Yeah, until there’s serious money for infrastructure, you might want to think about this one. A Strib editorial says, “Who’s for allowing heavier trucks laden with construction materials on state and county roads and city streets? Not Hennepin County Sheriff Rich Stanek and more than a dozen other sheriffs around the state. Stanek says heavier trucks “take longer to come to a complete stop, are less stable and have more brake maintenance problems” than lighter ones. Not county officials. Dakota County Commissioner Tom Egan says allowing heavier trucks to rumble away from the several aggregate material suppliers in the south metro area would cost his county’s taxpayers an additional $30 million a year in road repairs.”
Good thing coal is going to make a comeback. Steven Mufson of the Washington Post says, “Westinghouse, one of the most storied names in the nuclear energy business, filed for bankruptcy protection on Wednesday, dealing a blow to the future of the nuclear power industry and leaving question marks about the future of four reactors under construction in the United States. In Minnesota, Westinghouse is a vendor for Xcel Energy’s two nuclear plants in the state, providing fuel fabrication and refueling services, Xcel said in a statement.”
Everyone, move to Carver county. Says Kate Raddatz at WCCO-TV, “New figures list Carver County as the healthiest in the state of Minnesota. The Robert Wood Johnson Foundation just released its annual health rankings, which showed Carver County atop all other counties for health outcomes, and also listed Olmsted County at the top of the list for health factors. The foundation explained health outcomes represent ‘how healthy counties are within the state,’ whereas health factors represent ‘an estimate of the future health of counties as compared with other counties within a state’, based on health behaviors, clinical care, and other environmental factors.”
Reinsurance is so sexy. MPR’s Brian Bakst says, “Saying they cannot afford to wait for a congressional rewrite of the nation’s health laws, House and Senate negotiators announced a deal on a bill that aims to rein in soaring health insurance costs in Minnesota. The proposal would prop up the individual insurance market by creating a reinsurance program to help insurers cover expensive medical claims. Lawmakers are expected to finalized the legislation later Wednesday.” Is there a re-re-insurance market?

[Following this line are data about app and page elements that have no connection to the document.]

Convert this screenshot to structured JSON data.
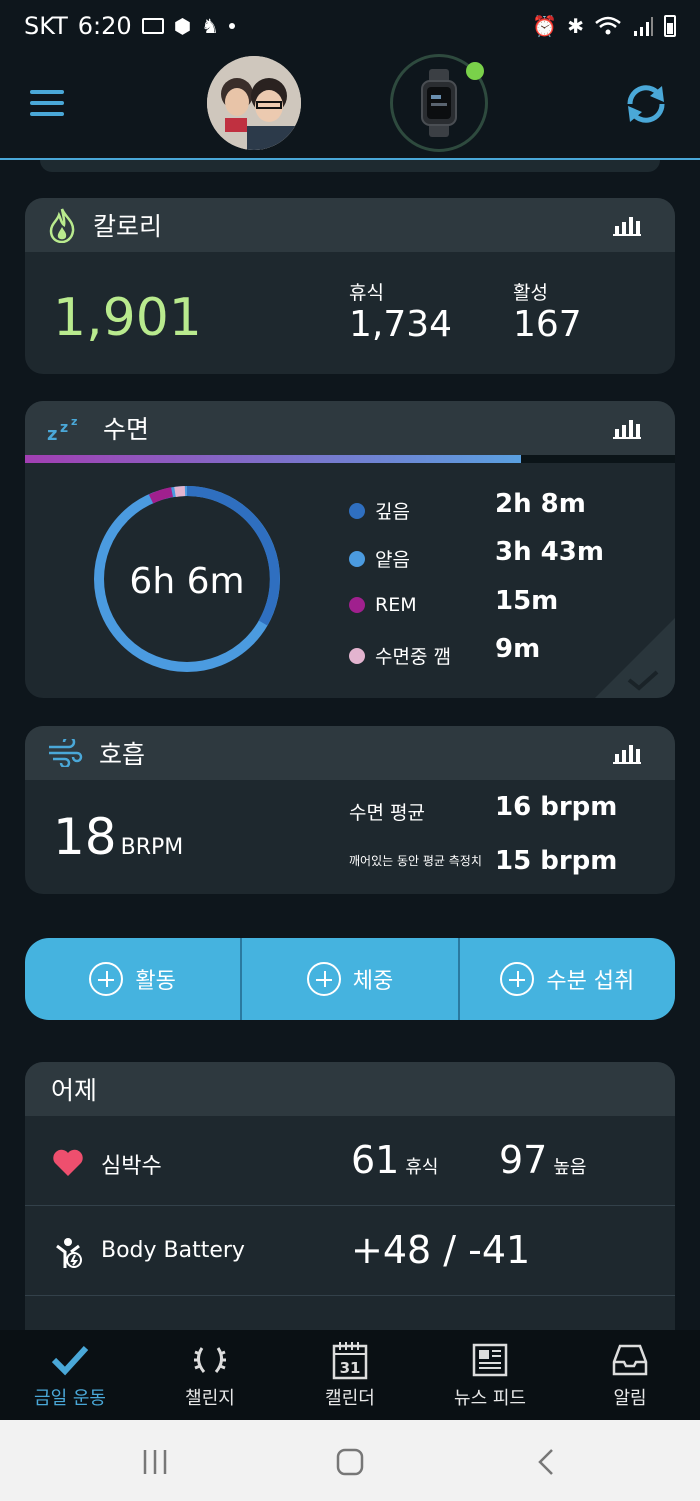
{
  "status_bar": {
    "carrier": "SKT",
    "time": "6:20"
  },
  "header": {
    "menu_icon": "hamburger-icon",
    "avatar": "user-avatar",
    "device": "watch-icon",
    "sync_icon": "sync-icon"
  },
  "calories": {
    "title": "칼로리",
    "total": "1,901",
    "resting_label": "휴식",
    "resting_value": "1,734",
    "active_label": "활성",
    "active_value": "167",
    "accent": "#b9ea8e"
  },
  "sleep": {
    "title": "수면",
    "total": "6h 6m",
    "stages": [
      {
        "label": "깊음",
        "value": "2h 8m",
        "color": "#2f6fc0"
      },
      {
        "label": "얕음",
        "value": "3h 43m",
        "color": "#4b9be0"
      },
      {
        "label": "REM",
        "value": "15m",
        "color": "#a0208e"
      },
      {
        "label": "수면중 깸",
        "value": "9m",
        "color": "#e3b4cf"
      }
    ]
  },
  "respiration": {
    "title": "호흡",
    "value": "18",
    "unit": "BRPM",
    "sleep_avg_label": "수면 평균",
    "sleep_avg_value": "16 brpm",
    "awake_avg_label": "깨어있는 동안 평균 측정치",
    "awake_avg_value": "15 brpm"
  },
  "quick_add": {
    "activity": "활동",
    "weight": "체중",
    "hydration": "수분 섭취"
  },
  "yesterday": {
    "title": "어제",
    "heart_rate": {
      "label": "심박수",
      "rest_value": "61",
      "rest_label": "휴식",
      "high_value": "97",
      "high_label": "높음"
    },
    "body_battery": {
      "label": "Body Battery",
      "value": "+48 / -41"
    }
  },
  "bottom_nav": {
    "today": "금일 운동",
    "challenges": "챌린지",
    "calendar": "캘린더",
    "calendar_day": "31",
    "news": "뉴스 피드",
    "notifications": "알림"
  },
  "colors": {
    "accent_blue": "#45b3df",
    "background": "#0e161c",
    "card": "#1e282e"
  }
}
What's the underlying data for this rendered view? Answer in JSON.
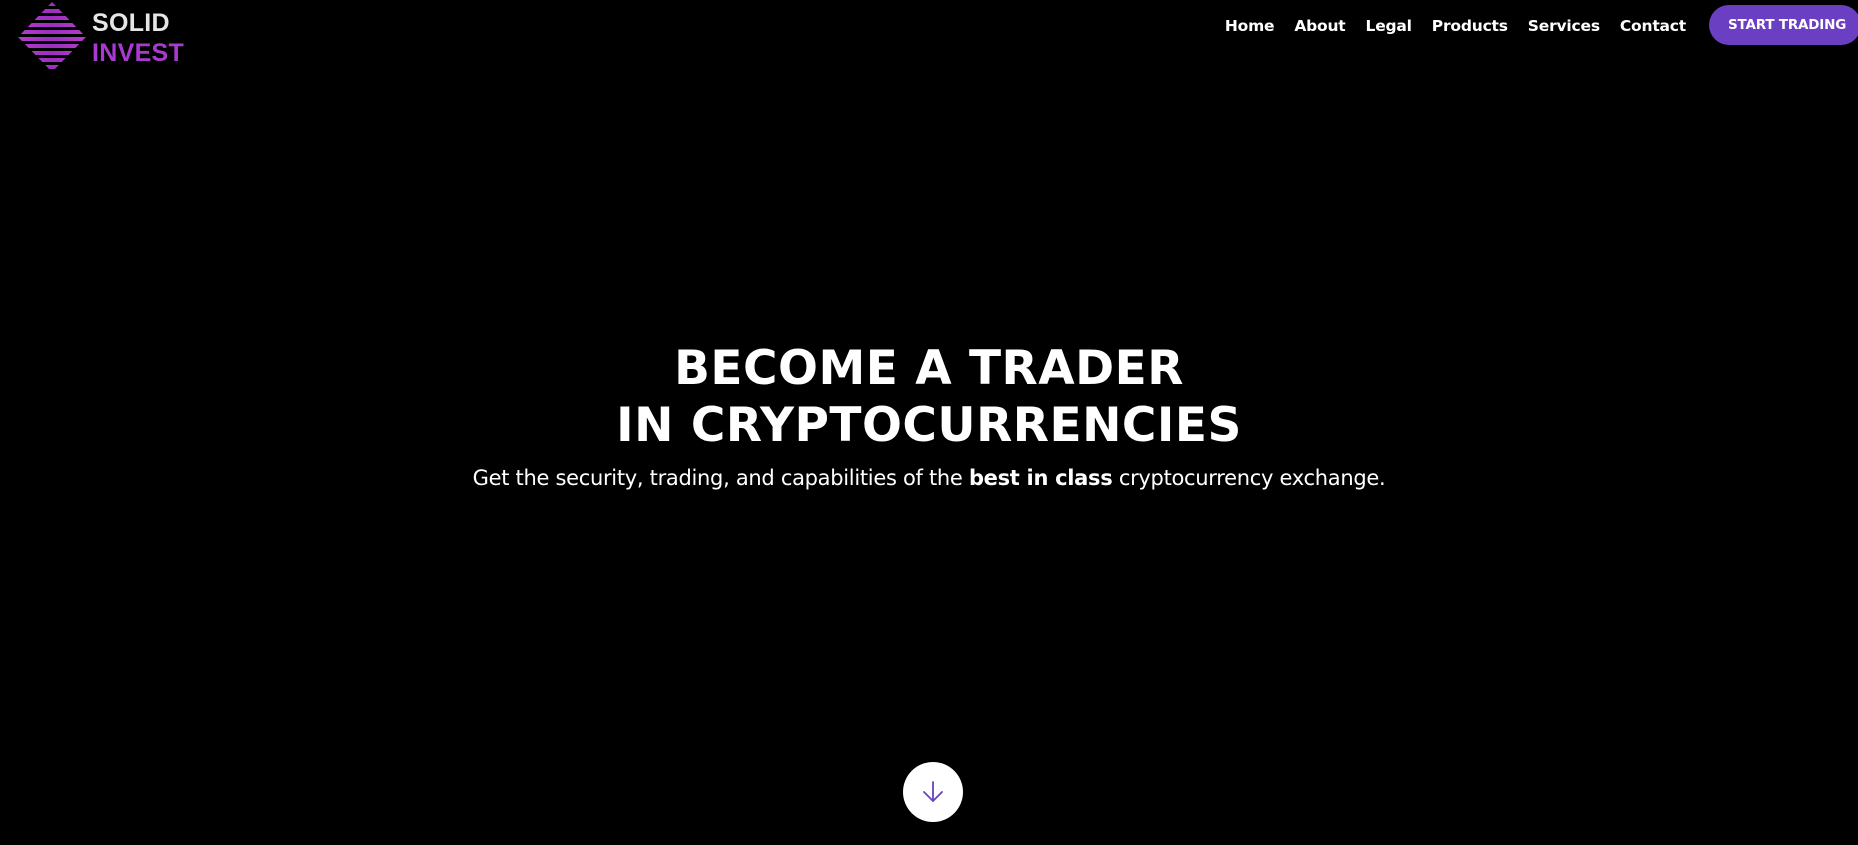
{
  "brand": {
    "line1": "SOLID",
    "line2": "INVEST",
    "logo_icon": "striped-diamond-logo-icon",
    "color_line1": "#e6e6e6",
    "color_line2": "#a93ad0"
  },
  "nav": {
    "items": [
      {
        "label": "Home"
      },
      {
        "label": "About"
      },
      {
        "label": "Legal"
      },
      {
        "label": "Products"
      },
      {
        "label": "Services"
      },
      {
        "label": "Contact"
      }
    ]
  },
  "cta": {
    "label": "START TRADING",
    "color": "#6a3fc2"
  },
  "hero": {
    "title_line1": "BECOME A TRADER",
    "title_line2": "IN CRYPTOCURRENCIES",
    "subtitle_before": "Get the security, trading, and capabilities of the ",
    "subtitle_bold": "best in class",
    "subtitle_after": " cryptocurrency exchange."
  },
  "scroll_button": {
    "icon": "arrow-down-icon",
    "icon_color": "#6a3fc2"
  },
  "colors": {
    "background": "#000000",
    "text": "#ffffff",
    "accent": "#6a3fc2",
    "brand_purple": "#a93ad0"
  }
}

If this really happens, there’ll only be one thing left worth living for in North Dakota. At MPR, Bob Collins writes, “Hockey is pretty big in Grand Forks. But not for women. Not anymore. The University of North Dakota sent eight players to the Olympics in women’s hockey. Five more players are heading for the 2017 IIHF Women’s World Championship. Ten might play in next February’s Olympics. But, no woman will ever again play hockey in Grand Forks. … The school is shutting the program down. It’s one of the most successful in the country.”
The person who crashed an SUV into a state building? Mara Gottfried of the PiPress says, “Police have identified the driver suspected of striking the Minnesota Department of Administration building in St. Paul on Tuesday as a 16-year-old boy. He’s also suspected to have been in a crash at a St. Paul high school about 15 minutes earlier, police said Wednesday.” Now … back in my day … we actually took driver training.